**Problem to solve**
Copy each line below in which the word "Mukim" occurs.

Records from a dataset:

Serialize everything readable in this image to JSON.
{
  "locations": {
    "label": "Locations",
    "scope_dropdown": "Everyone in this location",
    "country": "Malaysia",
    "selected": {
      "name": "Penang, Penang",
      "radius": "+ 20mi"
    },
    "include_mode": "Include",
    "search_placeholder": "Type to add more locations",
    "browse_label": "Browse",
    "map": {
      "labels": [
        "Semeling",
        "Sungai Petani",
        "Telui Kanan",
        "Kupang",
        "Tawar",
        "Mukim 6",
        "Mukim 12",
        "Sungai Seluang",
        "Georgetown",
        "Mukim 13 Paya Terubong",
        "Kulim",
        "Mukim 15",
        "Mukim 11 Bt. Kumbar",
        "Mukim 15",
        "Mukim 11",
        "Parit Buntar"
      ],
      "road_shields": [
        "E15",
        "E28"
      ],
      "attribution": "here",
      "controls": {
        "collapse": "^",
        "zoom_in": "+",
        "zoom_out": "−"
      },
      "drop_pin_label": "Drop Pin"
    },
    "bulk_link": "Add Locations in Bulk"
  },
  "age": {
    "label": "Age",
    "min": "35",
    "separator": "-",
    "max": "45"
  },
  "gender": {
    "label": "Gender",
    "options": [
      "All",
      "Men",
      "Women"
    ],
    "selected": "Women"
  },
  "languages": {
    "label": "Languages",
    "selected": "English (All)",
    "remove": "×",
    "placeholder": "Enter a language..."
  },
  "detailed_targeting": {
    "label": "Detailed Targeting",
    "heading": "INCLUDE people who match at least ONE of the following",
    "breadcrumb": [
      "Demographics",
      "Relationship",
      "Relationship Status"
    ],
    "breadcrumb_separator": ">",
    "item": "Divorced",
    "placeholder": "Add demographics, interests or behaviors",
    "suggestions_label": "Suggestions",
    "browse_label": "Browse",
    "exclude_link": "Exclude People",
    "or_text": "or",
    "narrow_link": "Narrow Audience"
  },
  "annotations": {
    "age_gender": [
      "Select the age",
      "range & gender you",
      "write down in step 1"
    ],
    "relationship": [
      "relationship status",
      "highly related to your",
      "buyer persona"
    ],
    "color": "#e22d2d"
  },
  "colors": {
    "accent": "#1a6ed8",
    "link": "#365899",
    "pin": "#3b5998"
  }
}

**Exercise response**
        "Mukim 6",
        "Mukim 12",
        "Mukim 13 Paya Terubong",
        "Mukim 15",
        "Mukim 11 Bt. Kumbar",
        "Mukim 15",
        "Mukim 11",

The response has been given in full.